Attracting more people to our cities allows us to share the cost of key services such as hospitals, roads, libraries, and policing across a larger tax base. There is evidence that higher density cities have a greater flow of ideas and people, and a lower carbon footprint.

Facts
source

Canada is one of the most urbanized countries in the world. Over 80% of Canadians live in cities.

Source:

Statistics Canada, 2014

Canadian transit systems require $4.2 billion per year to repair and replace existing assets. This excludes meeting unmet or future demands of residents.

Source:

McKinsey Global Institute, 2013

The Canadian Chamber of Commerce has estimated that congestion is costing the country $15 billion per year, equivalent to almost 1% of Canada’s GDP.

Source:

Canadian Infrastructure Report, 2016

Employment & entrepreneurship

A thriving domestic market benefits everyone. By supporting greater investment and research, tapping into our under-represented talent, and helping companies to grow from start-ups to multinational entities, we contribute to Canada’s economic might.

Facts
source

Canada’s expenditure on research and development is 1.69% of GDP, compared to the OECD average of 2.36%.

Source:

Statistics Canada, 2014

The combined value of the technology cluster in Toronto, Kitchener, and Waterloo is $9.9 billion. It is $410.9 billion in the Silicon Valley.

Source:

McKinsey Global Institute, 2013

The number of new businesses in Canada has declined steadily over the last 10 years.

Source:

Canadian Infrastructure Report, 2016

Early childhood supports

We want to support families in their choices to have children and to work productively. A revised family leave policy, a national daycare system, and quality education are critical to doing this well. This is especially important for new arrivals who may not have the same access to childcare options without a strong public system in place.

Facts
source

76% of Canadian women participate in the labour force compared to an OECD average of 64%.

Source:

OECD, 2013

The increase in the percentage of working women has been responsible for 1/3 of Canadian economic growth over the past 50 years.

Source:

Statistics Canada, 2016

The median cost of full-time child care across Canada ranges from a low of $152 per month in Quebec to a high of $677 in Ontario.

Source:

Statistics Canada, 2014

The impact of $7-a-day child care in Quebec shows that women’s labour force participation is 8 to 12% higher than it would have otherwise been.

Source:

Fortin, Godbout & St-Cerny, 2012

Canada’s public spending on early childhood education is (between 0.2% and 0.34% of GDP) less than half the OECD average.

Source:

Canadian Centre for Policy Alternatives, 2014

Education

People are our future, and we need to invest in them.

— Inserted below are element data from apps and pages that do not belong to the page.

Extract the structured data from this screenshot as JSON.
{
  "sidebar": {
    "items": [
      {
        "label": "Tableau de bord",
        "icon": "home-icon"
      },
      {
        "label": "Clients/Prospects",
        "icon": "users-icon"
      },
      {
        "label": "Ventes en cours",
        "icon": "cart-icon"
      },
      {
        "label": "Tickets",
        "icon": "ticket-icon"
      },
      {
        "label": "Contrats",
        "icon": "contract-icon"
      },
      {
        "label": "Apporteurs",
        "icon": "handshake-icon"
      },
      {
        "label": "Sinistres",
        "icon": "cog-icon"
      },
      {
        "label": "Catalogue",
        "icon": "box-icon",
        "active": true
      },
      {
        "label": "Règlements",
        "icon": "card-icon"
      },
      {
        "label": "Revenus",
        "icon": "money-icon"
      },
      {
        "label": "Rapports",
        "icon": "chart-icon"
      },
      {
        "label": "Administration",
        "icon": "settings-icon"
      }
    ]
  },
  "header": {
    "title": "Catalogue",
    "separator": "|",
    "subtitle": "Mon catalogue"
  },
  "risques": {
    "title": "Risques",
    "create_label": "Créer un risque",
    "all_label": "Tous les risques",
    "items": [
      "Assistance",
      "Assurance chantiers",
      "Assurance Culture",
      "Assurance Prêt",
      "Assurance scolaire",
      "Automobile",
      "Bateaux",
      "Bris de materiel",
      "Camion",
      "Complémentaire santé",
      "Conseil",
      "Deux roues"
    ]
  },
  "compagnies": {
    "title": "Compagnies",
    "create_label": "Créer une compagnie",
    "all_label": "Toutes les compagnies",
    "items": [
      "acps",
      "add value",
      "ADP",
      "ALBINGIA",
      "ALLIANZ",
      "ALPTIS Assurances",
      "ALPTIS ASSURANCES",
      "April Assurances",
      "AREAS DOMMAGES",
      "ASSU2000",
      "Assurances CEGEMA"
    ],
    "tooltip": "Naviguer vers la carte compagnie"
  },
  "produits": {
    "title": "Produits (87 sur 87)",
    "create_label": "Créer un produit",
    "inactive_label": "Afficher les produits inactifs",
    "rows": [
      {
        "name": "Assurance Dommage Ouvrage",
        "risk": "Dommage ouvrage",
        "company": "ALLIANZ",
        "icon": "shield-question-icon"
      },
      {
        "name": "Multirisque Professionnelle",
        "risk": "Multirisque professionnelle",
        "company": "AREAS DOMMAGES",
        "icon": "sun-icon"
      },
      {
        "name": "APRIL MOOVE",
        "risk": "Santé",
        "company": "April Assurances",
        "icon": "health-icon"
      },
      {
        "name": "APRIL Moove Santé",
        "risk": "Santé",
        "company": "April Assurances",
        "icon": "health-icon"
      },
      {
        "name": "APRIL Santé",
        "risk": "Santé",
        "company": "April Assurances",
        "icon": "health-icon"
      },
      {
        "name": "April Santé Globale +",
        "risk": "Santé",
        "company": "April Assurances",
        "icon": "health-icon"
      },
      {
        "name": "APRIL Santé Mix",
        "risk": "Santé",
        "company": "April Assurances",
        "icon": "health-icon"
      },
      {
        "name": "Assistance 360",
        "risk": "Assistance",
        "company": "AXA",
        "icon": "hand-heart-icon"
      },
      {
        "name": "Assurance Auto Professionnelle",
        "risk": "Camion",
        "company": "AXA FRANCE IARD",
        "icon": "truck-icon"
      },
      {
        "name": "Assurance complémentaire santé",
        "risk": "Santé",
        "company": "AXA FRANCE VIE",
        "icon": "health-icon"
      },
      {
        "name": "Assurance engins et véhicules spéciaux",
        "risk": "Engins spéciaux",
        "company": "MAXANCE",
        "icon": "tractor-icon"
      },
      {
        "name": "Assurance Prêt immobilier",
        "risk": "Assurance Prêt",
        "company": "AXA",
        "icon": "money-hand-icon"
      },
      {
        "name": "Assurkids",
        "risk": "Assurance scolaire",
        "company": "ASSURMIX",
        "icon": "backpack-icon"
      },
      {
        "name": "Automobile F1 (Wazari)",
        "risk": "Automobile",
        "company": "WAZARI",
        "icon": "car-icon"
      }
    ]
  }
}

Strong schools are the way to do this. They attract and develop high-potential, highly-motivated people, both domestic and international. Education is the key to social mobility for all Canadians.

Facts
source

Canadian scores in reading, mathematics, and science have been falling since 2003.

Source:

OECD, 2014

Half of Canadian STEM degrees are held by, people who were not born in Canada.

Source:

Statistics Canada, 2011

Public funding for post-secondary education by the federal government accounts for an average of approximately 57% of university and college operating funding in Canada, down from 80% just 2 decades ago.

Source:

Statistics Canada, 2011